The geometric interpretation is that the variety of the sum is the intersection of the varieties, ie V(I+J) = V(I) intersect V(J)

productI :: (Fractional k, Ord k, Monomial m, Ord m, Algebra k m) => [Vect k m] -> [Vect k m] -> [Vect k m]Source

Given ideals I and J, their product I.J is the ideal generated by all products {f.g | f <- I, g <- J}.

If fs and gs are generators for I and J, then `productI fs gs` returns generators for I.J.

The geometric interpretation is that the variety of the product is the union of the varieties, ie V(I.J) = V(I) union V(J)

intersectI :: (Fractional k, Ord k, Monomial m, Ord m) => [Vect k m] -> [Vect k m] -> [Vect k m]Source

The intersection of ideals I and J is the set of all polynomials which belong to both I and J.

If fs and gs are generators for I and J, then `intersectI fs gs` returns generators for the intersection of I and J

The geometric interpretation is that the variety of the intersection is the union of the varieties, ie V(I intersect J) = V(I) union V(J).

The reason for prefering the intersection over the product is that the intersection of radical ideals is radical, whereas the product need not be.

quotientI :: (Fractional k, Ord k, Monomial m, Ord m, Algebra k m) => [Vect k m] -> [Vect k m] -> [Vect k m]Source

Given ideals I and J, their quotient is defined as I:J = {f | f <- R, f.g is in I for all g in J}.
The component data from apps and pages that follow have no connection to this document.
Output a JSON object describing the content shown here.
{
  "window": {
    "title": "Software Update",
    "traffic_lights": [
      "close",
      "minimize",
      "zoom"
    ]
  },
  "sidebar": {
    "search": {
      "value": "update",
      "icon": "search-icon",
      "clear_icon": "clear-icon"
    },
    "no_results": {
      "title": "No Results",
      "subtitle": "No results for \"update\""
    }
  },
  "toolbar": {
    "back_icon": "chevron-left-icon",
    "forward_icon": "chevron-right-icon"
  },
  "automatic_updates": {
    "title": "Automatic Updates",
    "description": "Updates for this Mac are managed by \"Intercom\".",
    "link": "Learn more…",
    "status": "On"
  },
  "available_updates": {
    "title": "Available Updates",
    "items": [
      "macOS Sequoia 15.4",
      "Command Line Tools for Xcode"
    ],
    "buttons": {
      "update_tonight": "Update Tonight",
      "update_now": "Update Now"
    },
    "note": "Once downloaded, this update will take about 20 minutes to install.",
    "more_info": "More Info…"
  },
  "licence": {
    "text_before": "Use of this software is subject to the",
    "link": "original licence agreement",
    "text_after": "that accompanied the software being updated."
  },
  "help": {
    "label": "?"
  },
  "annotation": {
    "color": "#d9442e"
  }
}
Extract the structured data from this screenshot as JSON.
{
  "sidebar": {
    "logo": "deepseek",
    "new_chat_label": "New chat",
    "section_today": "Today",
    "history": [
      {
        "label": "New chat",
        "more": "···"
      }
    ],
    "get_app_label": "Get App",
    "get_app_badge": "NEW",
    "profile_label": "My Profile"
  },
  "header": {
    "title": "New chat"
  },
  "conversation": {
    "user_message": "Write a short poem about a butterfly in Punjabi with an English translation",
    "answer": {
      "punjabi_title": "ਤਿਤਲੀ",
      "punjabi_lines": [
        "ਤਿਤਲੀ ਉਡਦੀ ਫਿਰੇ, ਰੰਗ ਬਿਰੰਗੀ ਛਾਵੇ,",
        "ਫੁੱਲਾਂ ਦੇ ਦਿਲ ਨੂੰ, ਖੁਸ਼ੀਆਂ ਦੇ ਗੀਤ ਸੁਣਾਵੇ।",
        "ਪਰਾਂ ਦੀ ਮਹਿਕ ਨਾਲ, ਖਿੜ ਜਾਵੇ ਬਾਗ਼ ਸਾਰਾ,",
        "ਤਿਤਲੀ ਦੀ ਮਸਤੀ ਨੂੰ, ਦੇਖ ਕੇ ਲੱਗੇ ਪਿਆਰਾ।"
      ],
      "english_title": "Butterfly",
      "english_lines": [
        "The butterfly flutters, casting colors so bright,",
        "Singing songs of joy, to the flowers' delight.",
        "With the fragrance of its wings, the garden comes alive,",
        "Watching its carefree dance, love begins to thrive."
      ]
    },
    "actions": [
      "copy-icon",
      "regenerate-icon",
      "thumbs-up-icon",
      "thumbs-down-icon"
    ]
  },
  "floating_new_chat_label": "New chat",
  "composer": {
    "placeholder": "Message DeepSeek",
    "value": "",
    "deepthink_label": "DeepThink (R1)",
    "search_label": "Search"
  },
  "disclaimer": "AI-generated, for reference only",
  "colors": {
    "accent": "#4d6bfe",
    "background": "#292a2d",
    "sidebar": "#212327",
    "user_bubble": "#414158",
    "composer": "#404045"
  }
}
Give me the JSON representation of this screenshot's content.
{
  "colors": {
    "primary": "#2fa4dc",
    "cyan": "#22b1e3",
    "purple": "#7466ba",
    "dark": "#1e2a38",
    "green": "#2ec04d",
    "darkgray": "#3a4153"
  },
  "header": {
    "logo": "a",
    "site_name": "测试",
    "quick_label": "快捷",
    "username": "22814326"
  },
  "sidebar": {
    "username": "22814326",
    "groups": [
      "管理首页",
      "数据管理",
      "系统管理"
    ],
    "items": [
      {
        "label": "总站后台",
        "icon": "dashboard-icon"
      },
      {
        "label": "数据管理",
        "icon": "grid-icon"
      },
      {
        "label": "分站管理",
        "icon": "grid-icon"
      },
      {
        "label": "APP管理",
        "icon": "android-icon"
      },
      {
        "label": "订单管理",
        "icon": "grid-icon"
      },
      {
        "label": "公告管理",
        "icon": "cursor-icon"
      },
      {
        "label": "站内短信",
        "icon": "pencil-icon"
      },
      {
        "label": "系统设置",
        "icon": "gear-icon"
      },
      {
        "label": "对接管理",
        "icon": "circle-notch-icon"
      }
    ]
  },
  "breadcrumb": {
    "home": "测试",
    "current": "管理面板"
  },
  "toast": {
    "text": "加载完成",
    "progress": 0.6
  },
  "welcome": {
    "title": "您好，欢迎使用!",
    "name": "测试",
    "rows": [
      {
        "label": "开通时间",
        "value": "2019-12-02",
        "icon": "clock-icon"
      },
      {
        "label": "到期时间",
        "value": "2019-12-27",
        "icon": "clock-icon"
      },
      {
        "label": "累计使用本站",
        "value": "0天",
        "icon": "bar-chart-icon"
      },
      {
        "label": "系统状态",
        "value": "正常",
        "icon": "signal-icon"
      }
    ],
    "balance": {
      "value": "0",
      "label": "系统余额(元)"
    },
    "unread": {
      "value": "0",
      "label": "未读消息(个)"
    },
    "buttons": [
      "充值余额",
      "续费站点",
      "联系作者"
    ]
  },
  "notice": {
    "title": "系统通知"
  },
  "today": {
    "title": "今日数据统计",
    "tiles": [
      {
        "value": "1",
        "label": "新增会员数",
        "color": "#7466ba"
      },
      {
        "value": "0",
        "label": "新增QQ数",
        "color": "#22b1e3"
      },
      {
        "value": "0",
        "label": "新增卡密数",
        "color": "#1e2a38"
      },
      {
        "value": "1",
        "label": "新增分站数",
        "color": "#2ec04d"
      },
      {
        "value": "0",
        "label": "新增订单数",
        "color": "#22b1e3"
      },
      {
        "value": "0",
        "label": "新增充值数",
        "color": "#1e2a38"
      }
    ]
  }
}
If fs and gs are generators for I and J, then `quotientI fs gs` returns generators for I:J.

The ideal quotient is the algebraic analogue of the Zariski closure of a difference of varieties. V(I:J) contains the Zariski closure of V(I)-V(J), with equality if k is algebraically closed and I is a radical ideal.